Hidden History: Deception Pass ferry sailed successfully for years

When I first arrived to this picturesque island, and the never camera shy Deception Pass Bridge was finally unveiled to me, it literally took my breath away.

With its frightening height, gorgeous evergreen scenery, and swirling blue waters underneath, I could not turn my eyes away even as my breaths of “wow” fogged the car window.

I imagine I’m one of thousands who visit the bridge each year and have the same reaction when crossing or even just sneaking a peek at the landmark bridge. There are, however, probably only a handful who know — or even wonder — how early Whidbey Islanders traveled along those deceiving waters before the bridge was completed in 1935.

My answer came one day when all I heard from my father was “how’d ya’ like to take a hike?” and I made a beeline to the truck, eager to go see or do something new.

As we drove toward Deception Pass State Park, I was thrown off track when we passed the park entrance and continued up the highway to make the turn at Cornet Bay Road. We passed the busy Cornet Bay marina with its many eager and patient fisherman. Where was this hiking destination? We then passed a sign reading “Hoypus Point” and drove down an engroved path leading to a circular parking lot. Finally, we were out of the car. We hiked down a wooded path until the trees parted and we reached our destination: the tip of Hoypus Point.

“OK, here we are,” my dad announced. It didn’t look like much, but there it was, the hidden history we’d been seeking. A tattered cement block protruded from the low tide. It was the remnants of the landing for the Deception Pass ferry. Wait, there was a ferry here?

After the hike with my dad I wanted to expand the history lesson to find more about this once booming north end ferry. I headed to the library to dig up the rest of the dock’s history. It took some time as the information about the Deception Pass Ferry mostly consists of a few scattered bits and pieces.

Deception Pass Ferry, a small “cup and saucer” ferry, serviced the Pass waters back in the early 1900s. Berte Olson and her husband, Agaton Olson took the automobile ferry service under their wing for 15 years from previous owners John Lang and sons, whom had acquired the tug and scow from Cornet Bay store owner Fred Vinson in 1915.

Berte Olson was recognized as not only the owner of the long-time ferry service, but also as the designer of its two boats, Deception Pass that served Whidbey and Fidalgo, and Acorn which ran from Strawberry Point to Camano Island. She was also quite possibly the first female captain in the nation. Among her skills was her aptitude at ship maintenance and skill as a construction supervisor, business manager, and pilot.

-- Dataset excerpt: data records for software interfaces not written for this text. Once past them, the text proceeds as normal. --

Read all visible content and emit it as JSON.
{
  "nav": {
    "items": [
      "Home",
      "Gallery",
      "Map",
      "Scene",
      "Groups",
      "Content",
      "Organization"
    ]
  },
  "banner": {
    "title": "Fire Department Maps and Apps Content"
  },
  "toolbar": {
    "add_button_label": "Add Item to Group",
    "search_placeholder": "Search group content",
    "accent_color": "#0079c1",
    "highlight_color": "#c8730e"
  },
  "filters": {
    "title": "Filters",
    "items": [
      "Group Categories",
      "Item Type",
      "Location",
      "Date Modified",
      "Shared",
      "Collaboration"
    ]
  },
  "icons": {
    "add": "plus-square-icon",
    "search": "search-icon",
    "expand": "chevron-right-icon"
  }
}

The ferry service — originally just Agaton’s fishing boat towing a scow —sailed every hour. It took a few night trips during emergencies, as needed, or because of late returners from Fidalgo Island’s Blout Point, or Yokeko Point, to Hoypus Point. The boats carried four vehicles at a time, as well as a few walk-on passengers. Unfortunately for Berte Olson and her husband, as their business prospered, the bridge was in early phases of planning. In an attempt to stop the construction of what would ultimately drown her business, Olson decided to pull out all her guns. The Olsons stood firm in opposing the bridge’s proposal bill in an ongoing six year war. Berte even tried to use her heavy political influence to get then Governor Roland Hartley to veto any bridge funding. In the end, and as we all must assume, the battle was lost. Once the bridge building commenced, there would come the time when memories of the ferry service would fade.

Fortunately for the Olsons, they went on to captain other ferries in the Puget Sound area once out of business at Cornet Bay. As for the ferry itself, as last heard, it was sold to Roy Neil whom gave it the name “Favorite.”

Dorothy Neil, the late beloved historical writer of Whidbey Island and reporter for the Whidbey News-Times, also got a first glance at the end of the Deception Pass ferry when returning from delivering her first baby girl in 1935. In her book “A Bridge Over Troubled Water: The Legend of Deception Pass” she recounts boarding in Anacortes, with baby in tow, and looking out at what was then a small gap between the ends of the yet to be completed bridge. I can only imagine they looked like hands reaching out towards one another.

With what I have come to learn now and I have returned a number of times to the hidden path leading to the ferry dock remains. I sit peacefully at the inviting picnic table along the beach, and only imagine the long-lost lives and stories of the passengers of Deception Pass ferry as they boarded for the journey or departed to tasks awaiting them next.

Have Hidden History to suggest? Reach columnist Tammy Brinker at tammybr2@hotmail.com.